Ice Cream Truck Owner Beats Rising Gas Prices, Product Shortage for Record Summer

When Good Humor announced a shortage of its popular Toasted Almond products earlier this summer, ice cream truck drivers expressed concern and frustration. But Butch Yamali says he decided to stand by his brand.

Yamali, who has owned his Carnival Ice Cream business in Plainview, N.Y. for nearly two decades, said he decided to continue selling Good Humor despite the shortage. And thanks to one of the hottest summers on record, it paid off.

He says his business is up 20% from last summer.

“I was worried about [the shortage],” Yamali said. “But I’ve bought from Good Humor for so many years, and they’ve been good to me, so I wanted to be good for them. I was very concerned about not having products.”

Yamali said he substituted with other products in his 35-fleet business, which he estimates serves several hundred thousand customers each summer.

The Toasted Almond product shortage wasn’t the only obstacle Yamali faced this summer. Rising gas prices and insurance costs threatened to cut into his bottom line as well.

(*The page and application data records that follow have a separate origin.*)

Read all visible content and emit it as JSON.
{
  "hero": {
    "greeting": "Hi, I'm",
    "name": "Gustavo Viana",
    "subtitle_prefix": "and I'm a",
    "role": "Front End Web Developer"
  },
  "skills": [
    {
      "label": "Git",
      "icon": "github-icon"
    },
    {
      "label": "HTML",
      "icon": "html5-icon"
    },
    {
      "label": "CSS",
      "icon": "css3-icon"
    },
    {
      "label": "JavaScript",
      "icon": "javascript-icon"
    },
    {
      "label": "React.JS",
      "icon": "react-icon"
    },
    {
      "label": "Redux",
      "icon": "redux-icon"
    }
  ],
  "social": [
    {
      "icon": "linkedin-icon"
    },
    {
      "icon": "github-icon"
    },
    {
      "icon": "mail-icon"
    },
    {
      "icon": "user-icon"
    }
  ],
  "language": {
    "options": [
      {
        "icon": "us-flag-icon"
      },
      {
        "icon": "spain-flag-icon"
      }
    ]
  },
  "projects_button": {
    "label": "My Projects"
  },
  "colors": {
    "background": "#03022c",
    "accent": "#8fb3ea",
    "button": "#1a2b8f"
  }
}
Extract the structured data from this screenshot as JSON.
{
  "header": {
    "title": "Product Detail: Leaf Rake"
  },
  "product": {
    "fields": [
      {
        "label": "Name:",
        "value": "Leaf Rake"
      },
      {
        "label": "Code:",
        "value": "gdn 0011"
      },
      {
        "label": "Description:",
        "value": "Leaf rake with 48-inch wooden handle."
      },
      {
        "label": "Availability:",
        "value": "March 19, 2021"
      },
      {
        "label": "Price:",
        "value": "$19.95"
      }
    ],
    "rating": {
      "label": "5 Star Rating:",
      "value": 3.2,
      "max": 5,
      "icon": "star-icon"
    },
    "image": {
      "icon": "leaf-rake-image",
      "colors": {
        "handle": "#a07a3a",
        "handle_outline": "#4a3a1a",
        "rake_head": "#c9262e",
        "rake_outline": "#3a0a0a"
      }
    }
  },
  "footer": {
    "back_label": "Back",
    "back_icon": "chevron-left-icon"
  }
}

“Insurance and gas prices are ridiculous,” he said.

But the economy also kept more people at home in the area, rather than going on vacations, Yamali said.

“It was keeping people on Long Island,” he said. “There were more people out on the streets, in the parks and at the pools and beaches. I don’t go into neighborhoods, I go to the parks.”

Yamali got his start years ago working at a food company that subcontracted ice cream trucks. He decided to purchase one himself and Carnival was born. His fleet has grown to as many as 50 trucks at one point in time, but he has since thinned down, as the ice cream business has dwindled in recent years.

“There are ice houses and ice cream stores popping up on every corner,” he said. “How many times can you have ice cream in one night?”

As for that extra money his business made this summer, Yamali said he is reinvesting it right back into Carnival.

“Next summer we will redo our fleet,” he said. “I will take the extra money and put it back into the business. I am hoping Good Humor gets its ice cream back.”